- National Institute of Diabetes and Digestive and Kidney Diseases. Your Kidneys & How They Work | NIDDK [Internet]. National Institute of Diabetes and Digestive and Kidney Diseases. 2018. Available from: https://www.niddk.nih.gov/health-information/kidney-disease/kidneys-how-they-work#:~:text=The%20kidneys%20are%20two%20bean
- National Kidney Foundation. How Your Kidneys Work [Internet]. National Kidney Foundation. 2017. Available from: https://www.kidney.org/kidneydisease/howkidneyswrk
- Kidney disease and kidney stones - Action on Salt [Internet]. www.actiononsalt.org.uk. Available from: https://www.actiononsalt.org.uk/salthealth/factsheets/kidney/#:~:text=A%20high%20salt%20intake%20has
- 10 Common Habits That May Harm Your Kidneys [Internet]. National Kidney Foundation. 2016 [cited 2023 Sep 21]. Available from: https://www.kidney.org/content/10-common-habits-that-may-harm-your-kidneys#:~:text=Eating%20Processed%20Foods
- Does Coffee Lead to Kidney Disease [Internet]. Campbell County Health. [cited 2023 Sep 21]. Available from: https://www.cchwyo.org/news/2022/october/does-coffee-lead-to-kidney-disease/#:~:text=Research%20has%20not%20shown%20that

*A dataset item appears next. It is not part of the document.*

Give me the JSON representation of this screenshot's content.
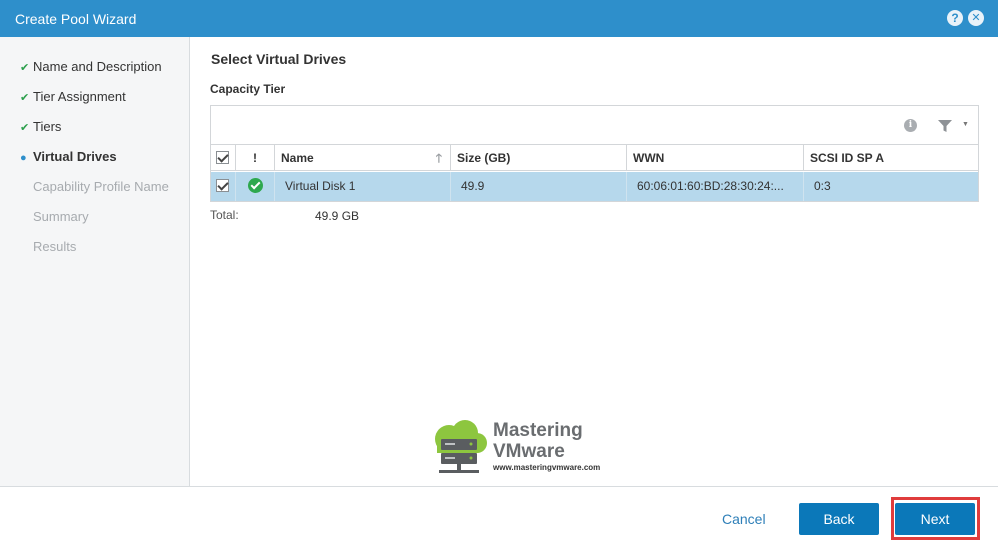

- What is Hyperkalemia? [Internet]. National Kidney Foundation. 2016. Available from: https://www.kidney.org/atoz/content/what-hyperkalemia#:~:text=In%20the%20early%20stages%20of
- Hydration for kidney health [Internet]. Kidney Research UK. Available from: https://www.kidneyresearchuk.org/kidney-health-information/living-with-kidney-disease/how-can-i-help-myself/hydration-for-kidney-health/#:~:text=Whilst%20all%20fluid%20counts%20towards
- NHS Inform. Dehydration symptoms and treatments [Internet]. NHS inform. 2019. Available from: https://www.nhsinform.scot/illnesses-and-conditions/nutritional/dehydration